Source records:
==========

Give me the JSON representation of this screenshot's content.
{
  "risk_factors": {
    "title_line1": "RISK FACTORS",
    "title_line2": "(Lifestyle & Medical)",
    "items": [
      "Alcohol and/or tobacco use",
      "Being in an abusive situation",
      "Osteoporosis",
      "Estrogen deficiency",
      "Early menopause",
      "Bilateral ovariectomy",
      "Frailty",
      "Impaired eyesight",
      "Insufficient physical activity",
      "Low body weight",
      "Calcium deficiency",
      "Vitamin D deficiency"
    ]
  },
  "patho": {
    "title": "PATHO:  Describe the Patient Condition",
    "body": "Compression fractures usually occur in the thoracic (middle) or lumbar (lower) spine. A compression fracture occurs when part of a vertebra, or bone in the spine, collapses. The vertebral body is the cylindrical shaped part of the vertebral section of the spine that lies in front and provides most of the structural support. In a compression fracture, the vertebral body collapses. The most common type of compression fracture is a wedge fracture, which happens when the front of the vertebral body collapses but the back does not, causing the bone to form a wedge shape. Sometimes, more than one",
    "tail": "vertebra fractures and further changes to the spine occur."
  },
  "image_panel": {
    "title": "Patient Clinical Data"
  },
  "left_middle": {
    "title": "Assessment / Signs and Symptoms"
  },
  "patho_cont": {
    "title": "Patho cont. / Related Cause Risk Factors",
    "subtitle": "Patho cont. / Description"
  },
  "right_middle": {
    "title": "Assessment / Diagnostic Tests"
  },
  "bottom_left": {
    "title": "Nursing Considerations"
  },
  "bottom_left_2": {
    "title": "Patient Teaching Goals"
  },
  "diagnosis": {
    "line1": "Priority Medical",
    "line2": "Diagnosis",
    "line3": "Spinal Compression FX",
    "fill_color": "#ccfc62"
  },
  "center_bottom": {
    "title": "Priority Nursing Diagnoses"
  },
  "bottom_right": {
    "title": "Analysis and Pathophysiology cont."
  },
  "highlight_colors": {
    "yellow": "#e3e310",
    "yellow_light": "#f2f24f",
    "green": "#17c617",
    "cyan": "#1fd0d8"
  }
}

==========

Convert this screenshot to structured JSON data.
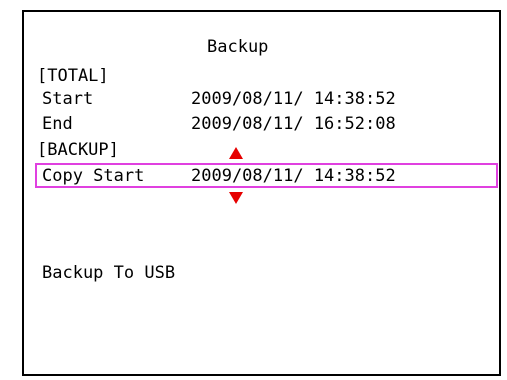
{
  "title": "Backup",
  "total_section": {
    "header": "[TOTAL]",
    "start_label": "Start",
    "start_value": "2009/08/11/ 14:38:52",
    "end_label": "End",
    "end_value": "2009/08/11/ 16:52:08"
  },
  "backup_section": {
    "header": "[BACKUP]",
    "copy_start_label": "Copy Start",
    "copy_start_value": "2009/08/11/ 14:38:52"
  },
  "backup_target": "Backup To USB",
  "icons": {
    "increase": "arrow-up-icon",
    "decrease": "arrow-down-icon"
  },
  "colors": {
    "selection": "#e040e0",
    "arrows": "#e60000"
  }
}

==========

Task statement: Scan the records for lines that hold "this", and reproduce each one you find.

Solved exercise:
Give me the JSON representation of this screenshot's content.
Convert this screenshot to structured JSON data.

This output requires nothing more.